Dumped by his provider wife, smarting and bewildered, a 55-year-old ossifying writer who can still poke fun at himself starts over on Maryland’s eastern shore—in a sweetly innocuous fiction debut.
Budge (“Rolling Stone Carries No”) Moss believes himself the victim of having ignored “the inevitability of change” when his wife of many years gets fed up with supporting his less-than-lucrative writing life (he hasn’t produced a book for seven years) and abruptly leaves him for Battery Park City. On his own, Budge sells everything, including the honeymoon boat Hula Moon, and settles into a rented cottage with his cat on the beach of the touristy town of Rock Hall, spending most of his time feeling sorry for himself and writing an autobiographical novel that sounds a lot like this one. Women are what he misses, more than his disputatious wife per se, and finding a friendship that includes sex—please!—becomes Budge’s single preoccupation, outside of pinching pennies. Svenson (Battlefield: Farming a Civil War Battleground, 1992) is a nimble writer fond of smug one-liners for literary readers with cocktail-party vocabularies (“Nodding presbyopicly, the ladies concur”) as his protagonist segues pathetically into Rock Hall society, including fairly desperate potluck dinners, membership in the nightly Sunset Club on the beach, and camaraderie with the surprisingly sympathetic 92-year-old Sue, whom he would gladly sleep with after a few glasses of wine, if she’d have him. In fact, having recognized that his youth is gone and that rejecting older women is a form of rejecting himself (“a worthless fraudulent fooling-nobody-but-himself shit”), Budge embraces a triumphant feminist awareness that finally readies him for a relationship with a real adult more or less his own age. Breezy and self-congratulatory, Svenson’s plea for self-fulfillment reads a lot like Budge’s rejected ad in a personals column.
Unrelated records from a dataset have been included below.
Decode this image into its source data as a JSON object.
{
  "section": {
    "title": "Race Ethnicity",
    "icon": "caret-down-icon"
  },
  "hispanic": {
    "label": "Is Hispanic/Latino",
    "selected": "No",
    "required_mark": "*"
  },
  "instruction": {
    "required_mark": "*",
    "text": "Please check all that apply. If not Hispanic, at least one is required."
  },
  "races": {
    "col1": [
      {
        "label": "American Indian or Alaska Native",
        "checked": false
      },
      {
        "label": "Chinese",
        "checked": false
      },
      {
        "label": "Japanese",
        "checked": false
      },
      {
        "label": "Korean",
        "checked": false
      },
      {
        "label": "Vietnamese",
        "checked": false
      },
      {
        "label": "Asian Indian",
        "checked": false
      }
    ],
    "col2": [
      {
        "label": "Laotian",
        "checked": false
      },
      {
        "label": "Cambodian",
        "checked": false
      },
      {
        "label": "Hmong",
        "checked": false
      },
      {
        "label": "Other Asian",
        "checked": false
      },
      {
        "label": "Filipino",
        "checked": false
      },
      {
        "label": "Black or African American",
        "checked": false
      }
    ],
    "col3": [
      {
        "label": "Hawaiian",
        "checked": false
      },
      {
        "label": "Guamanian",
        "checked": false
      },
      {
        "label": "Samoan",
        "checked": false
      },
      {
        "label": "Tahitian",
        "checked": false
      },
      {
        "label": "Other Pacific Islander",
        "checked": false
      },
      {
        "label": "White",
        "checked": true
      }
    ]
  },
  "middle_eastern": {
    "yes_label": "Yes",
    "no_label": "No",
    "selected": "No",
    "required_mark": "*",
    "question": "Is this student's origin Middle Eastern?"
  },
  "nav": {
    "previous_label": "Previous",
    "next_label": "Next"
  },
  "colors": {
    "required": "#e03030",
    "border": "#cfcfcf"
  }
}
A sad-funny tale of rising from the ashes of divorce for the Viagra set.